Sweet Lullaby. Soft, gentle music can ease you into sleep, and there’s no better way to do this than with a whole-house music system that can be programmed to play sleep-inducing music over the bedroom speakers. A home systems installer can set up the system to send tunes to the bedroom every night at 11 p.m., for example. Conversely, the upbeat, loud music can go to the room promptly at 6 a.m. every weekday morning as your automated wake-up call.

Fade to Black. As the music plays, a lighting system can gradually lower the intensity of the lights over whatever time period you specify. It’s a nice feature for anyone in the family, especially kids who may be afraid of the dark. Like the music, the adjustments of the lights can happen automatically, or you can activate the features by tapping a button on a keypad, touchpanel, your smartphone or tablet.

Curtain Calls. If your bedroom has motorized draperies or shades, add them to the bedtime routine. Per a predetermined schedule, they can close to block out the sun and provide the privacy you need for peaceful slumber.

Pathway Lights. Nothing sabotages sleep like bright lights do, so rather than have the bedroom (and bathroom) fixtures go to full brightness when you turn them on for a midnight trip to the bathroom, a lighting control system can keep them at a level that’s easier on the eyes, from the hours of 11 p.m. until 6 a.m., for example.

If you suffer from insomnia, ask your home systems installer about these and other routines he can set up put you on a path to a better night’s sleep.

 

Press Coverage: New York Times – How Smart Could I Make My Dumb Manhattan Apartment?

SOMEBODY in my apartment is not very smart, and since I live alone, it is obviously the machines.

Here is how clueless they are: If I hit the remote for the Bose CD player in the living room, the Bose iPod dock 10 feet away turns itself on. The DVD player, VCR and cable all have their own remotes, which refuse to communicate with one another. The radiator and air-conditioning units must be adjusted with a lever, and they have only three settings: Comfortable, until you get into bed; Too Hot or Too Cold, as you are falling asleep; and Shoveling Coal on the Titanic, at 3 in the morning. And while I have never left the house with the gas on — a fear that apparently is passed down genetically — I worry, as I grow older, that this might happen.

Press Coverage: New York Times — Nobody Home But Us Gadgets
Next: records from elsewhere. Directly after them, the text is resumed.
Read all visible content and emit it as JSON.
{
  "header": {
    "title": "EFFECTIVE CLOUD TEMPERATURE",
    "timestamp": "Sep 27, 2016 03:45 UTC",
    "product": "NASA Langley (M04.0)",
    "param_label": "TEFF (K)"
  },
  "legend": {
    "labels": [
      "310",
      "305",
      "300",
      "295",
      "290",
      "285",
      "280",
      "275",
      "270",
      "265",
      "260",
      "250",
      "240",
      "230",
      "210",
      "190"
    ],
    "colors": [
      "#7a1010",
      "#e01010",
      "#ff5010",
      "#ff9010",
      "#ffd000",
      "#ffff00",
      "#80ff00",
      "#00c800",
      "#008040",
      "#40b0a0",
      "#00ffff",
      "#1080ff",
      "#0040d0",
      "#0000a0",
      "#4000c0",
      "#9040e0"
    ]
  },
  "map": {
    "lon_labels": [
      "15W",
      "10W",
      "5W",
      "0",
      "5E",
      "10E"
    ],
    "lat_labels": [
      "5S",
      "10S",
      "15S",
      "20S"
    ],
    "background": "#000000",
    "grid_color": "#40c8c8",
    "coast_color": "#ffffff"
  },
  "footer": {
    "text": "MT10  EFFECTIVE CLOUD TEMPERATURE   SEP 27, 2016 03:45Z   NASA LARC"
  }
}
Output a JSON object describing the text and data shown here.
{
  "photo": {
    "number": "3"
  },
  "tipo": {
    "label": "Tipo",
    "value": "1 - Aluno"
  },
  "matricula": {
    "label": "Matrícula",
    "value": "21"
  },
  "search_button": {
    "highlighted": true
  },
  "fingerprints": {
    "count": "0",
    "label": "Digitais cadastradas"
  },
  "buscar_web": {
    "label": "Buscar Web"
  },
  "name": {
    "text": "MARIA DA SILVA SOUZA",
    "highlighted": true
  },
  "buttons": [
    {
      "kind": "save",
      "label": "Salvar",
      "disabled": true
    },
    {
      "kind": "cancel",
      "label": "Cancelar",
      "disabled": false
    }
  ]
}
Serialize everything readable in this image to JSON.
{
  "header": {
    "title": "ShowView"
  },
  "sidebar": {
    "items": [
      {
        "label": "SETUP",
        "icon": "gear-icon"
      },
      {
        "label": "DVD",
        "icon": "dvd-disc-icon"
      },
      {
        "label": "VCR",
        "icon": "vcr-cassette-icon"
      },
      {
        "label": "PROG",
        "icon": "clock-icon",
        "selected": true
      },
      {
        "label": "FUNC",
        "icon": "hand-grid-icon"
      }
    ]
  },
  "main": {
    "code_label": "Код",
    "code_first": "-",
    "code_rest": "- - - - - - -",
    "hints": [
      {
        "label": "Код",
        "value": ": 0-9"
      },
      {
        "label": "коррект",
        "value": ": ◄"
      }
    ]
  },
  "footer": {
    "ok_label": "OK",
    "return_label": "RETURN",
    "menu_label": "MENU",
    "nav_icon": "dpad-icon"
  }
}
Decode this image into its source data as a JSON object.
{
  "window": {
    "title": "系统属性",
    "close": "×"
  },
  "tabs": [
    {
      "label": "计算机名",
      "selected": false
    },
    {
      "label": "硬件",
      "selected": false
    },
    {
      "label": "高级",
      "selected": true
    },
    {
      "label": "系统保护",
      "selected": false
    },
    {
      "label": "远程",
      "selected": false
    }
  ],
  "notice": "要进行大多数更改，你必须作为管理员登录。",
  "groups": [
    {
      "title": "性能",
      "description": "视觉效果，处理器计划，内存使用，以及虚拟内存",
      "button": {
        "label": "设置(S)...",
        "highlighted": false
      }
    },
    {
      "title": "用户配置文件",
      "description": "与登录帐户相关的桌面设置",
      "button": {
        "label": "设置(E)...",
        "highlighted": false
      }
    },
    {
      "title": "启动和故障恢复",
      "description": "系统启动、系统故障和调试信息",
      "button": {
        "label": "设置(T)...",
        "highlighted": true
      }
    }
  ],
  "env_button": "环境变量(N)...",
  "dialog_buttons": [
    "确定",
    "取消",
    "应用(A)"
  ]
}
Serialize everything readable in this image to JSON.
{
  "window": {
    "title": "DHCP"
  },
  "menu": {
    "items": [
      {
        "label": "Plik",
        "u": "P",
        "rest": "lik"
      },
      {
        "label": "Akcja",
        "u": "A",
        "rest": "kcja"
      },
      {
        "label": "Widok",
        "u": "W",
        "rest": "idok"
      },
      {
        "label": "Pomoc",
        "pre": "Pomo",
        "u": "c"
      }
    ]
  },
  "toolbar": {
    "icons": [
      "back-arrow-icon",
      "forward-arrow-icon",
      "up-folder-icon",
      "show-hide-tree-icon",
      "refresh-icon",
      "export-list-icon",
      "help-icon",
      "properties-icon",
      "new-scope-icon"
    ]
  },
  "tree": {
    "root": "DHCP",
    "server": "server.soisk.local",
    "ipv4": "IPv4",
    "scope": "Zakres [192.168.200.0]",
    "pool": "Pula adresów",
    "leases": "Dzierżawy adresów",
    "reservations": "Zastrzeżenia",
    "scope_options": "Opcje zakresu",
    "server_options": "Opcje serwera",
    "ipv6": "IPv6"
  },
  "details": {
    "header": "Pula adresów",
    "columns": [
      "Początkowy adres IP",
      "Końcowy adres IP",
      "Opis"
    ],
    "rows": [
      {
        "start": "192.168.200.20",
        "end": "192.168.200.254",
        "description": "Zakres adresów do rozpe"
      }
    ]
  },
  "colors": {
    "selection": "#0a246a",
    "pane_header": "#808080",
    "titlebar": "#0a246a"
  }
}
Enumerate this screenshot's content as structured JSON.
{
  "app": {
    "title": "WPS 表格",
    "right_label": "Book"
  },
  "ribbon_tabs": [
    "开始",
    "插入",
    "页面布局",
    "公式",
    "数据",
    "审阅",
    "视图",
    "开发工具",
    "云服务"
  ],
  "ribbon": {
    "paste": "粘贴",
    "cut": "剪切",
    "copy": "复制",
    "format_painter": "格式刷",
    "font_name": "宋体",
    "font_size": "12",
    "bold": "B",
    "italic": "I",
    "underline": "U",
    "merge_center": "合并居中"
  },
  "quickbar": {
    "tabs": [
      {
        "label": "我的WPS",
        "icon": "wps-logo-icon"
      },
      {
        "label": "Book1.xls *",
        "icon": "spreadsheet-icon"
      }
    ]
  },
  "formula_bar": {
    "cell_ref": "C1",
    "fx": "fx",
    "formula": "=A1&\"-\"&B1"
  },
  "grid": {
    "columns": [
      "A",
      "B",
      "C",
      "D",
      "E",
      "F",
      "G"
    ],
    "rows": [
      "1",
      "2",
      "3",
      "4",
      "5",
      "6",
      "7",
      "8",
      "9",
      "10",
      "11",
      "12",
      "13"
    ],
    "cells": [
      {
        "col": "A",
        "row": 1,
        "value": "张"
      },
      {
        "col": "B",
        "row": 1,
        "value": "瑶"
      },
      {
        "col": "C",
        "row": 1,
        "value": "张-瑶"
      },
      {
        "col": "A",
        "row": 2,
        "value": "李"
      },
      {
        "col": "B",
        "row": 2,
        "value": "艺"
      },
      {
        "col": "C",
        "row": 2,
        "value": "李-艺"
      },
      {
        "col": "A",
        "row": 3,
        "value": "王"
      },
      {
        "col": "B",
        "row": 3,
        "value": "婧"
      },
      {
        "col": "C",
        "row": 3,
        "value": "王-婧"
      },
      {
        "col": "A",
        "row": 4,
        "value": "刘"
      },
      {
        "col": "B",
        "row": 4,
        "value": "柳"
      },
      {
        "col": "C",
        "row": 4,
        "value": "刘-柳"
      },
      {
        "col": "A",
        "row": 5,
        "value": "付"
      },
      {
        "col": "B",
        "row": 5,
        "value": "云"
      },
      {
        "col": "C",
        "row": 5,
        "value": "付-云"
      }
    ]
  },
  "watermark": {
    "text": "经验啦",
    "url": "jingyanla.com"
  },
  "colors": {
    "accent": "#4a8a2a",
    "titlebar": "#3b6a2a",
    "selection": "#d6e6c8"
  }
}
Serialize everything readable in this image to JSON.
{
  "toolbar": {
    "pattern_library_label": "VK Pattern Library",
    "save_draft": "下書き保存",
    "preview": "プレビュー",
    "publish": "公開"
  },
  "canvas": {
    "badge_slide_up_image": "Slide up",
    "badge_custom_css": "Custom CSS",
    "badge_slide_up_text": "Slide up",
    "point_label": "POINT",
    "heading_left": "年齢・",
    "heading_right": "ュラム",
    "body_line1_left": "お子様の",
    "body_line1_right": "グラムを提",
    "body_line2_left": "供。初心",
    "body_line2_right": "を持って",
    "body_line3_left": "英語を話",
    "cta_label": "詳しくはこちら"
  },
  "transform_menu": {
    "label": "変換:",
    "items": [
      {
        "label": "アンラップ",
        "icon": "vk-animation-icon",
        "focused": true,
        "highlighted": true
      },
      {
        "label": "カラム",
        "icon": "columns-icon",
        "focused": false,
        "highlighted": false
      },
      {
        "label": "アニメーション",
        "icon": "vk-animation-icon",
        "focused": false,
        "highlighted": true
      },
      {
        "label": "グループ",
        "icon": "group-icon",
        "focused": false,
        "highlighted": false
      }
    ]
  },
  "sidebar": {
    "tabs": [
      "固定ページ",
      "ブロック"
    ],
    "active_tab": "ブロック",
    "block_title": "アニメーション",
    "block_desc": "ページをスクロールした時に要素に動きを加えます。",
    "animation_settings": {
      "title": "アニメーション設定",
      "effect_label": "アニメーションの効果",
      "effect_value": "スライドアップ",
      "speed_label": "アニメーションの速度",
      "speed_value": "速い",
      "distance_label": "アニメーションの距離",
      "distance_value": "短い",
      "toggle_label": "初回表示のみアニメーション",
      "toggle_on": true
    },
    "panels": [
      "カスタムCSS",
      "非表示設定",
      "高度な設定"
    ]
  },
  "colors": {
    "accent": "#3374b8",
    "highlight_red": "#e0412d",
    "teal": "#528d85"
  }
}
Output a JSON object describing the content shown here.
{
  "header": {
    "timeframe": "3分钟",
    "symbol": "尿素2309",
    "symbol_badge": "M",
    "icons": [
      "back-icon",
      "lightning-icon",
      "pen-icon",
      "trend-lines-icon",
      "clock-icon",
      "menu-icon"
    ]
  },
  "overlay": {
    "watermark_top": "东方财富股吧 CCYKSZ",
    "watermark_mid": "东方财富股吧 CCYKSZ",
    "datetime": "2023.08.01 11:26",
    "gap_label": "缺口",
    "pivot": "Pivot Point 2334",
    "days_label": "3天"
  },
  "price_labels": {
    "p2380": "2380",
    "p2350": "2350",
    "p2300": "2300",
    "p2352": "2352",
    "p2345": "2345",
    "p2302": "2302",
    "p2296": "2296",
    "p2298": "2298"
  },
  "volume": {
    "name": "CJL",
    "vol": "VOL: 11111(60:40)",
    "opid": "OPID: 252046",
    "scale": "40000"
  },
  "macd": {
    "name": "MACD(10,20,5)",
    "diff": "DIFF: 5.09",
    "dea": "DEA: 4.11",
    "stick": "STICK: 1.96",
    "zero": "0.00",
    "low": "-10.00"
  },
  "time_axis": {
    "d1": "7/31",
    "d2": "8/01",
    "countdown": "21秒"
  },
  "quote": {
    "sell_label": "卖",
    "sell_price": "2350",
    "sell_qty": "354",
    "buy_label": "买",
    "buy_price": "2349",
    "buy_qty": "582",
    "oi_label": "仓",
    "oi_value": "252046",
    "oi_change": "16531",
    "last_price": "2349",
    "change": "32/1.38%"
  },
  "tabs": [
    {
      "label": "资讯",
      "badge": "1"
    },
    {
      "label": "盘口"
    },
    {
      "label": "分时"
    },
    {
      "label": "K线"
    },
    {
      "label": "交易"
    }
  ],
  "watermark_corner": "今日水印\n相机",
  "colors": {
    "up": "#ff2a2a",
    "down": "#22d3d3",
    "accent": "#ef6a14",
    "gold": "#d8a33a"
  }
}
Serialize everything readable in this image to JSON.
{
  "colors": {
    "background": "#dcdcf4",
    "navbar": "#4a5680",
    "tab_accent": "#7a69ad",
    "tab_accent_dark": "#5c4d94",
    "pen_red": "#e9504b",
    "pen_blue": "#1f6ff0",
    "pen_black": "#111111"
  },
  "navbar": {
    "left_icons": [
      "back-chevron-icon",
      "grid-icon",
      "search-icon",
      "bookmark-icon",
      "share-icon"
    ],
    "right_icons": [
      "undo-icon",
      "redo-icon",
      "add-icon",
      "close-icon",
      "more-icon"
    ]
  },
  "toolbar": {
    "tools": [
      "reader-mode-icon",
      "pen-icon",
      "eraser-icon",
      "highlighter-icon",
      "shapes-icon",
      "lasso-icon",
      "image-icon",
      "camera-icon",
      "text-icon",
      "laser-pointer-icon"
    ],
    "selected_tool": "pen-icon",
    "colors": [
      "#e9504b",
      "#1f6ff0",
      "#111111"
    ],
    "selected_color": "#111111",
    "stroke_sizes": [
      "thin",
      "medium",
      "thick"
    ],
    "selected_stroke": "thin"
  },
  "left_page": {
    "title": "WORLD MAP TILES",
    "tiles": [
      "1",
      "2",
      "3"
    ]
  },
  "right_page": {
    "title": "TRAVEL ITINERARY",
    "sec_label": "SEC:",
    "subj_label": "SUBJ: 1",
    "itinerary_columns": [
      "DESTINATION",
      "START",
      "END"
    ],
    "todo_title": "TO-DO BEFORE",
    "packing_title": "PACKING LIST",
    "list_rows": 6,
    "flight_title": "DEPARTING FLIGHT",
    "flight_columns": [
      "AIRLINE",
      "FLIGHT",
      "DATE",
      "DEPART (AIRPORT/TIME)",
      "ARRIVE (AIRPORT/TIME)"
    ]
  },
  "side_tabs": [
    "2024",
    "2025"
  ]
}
A NEW condominium conversion in southern SoHo celebrates 19th-century craftsmanship on the outside and 21st-century precision on the inside. At 34 Greene Street, the Sorgente Group has combined two 1873 buildings that once housed a printing company into a seven-unit condominium with a common lobby. The developers have restored the handcrafted cornices of the facades and wired the interiors to allow the electronics to be programmed from anywhere via Sorgente’s parent company, based in Rome, specializes in “historic and trophy properties” and owns controlling shares of the Chrysler and Flatiron Buildings. No. 34 Greene Street is Sorgente’s first downtown residential property; records show it was acquired for $14.8 million in June 2007.

The units, said Veronica Mainetti, head of the developer’s United States activities, are designed to appeal to Europeans seeking pieds-à-terre. They include bidets and Italian travertine in the bathrooms, programmable radiators and Miele kitchen appliances. Roman cobblestones line the lobby. Some units include the original brick walls.

Press Coverage: New York Sun — Developers Use Technology to Distinguish their Properties

Originally Published in the New York Sun, October 18, 2007

Technology is the latest amenity New York’s condominium developers are using to wow potential buyers.

Many developers are installing building integration systems that allow residents to communicate with the concierge, valet, doorman, and others by using an interactive touch screen. Also offered are home automation features that control lighting, temperature, blinds, music, and video. Techno-savvy buyers expect, and even demand, a high level of automation in their new homes, and many are plunking down hundreds of thousands of dollars to obtain it.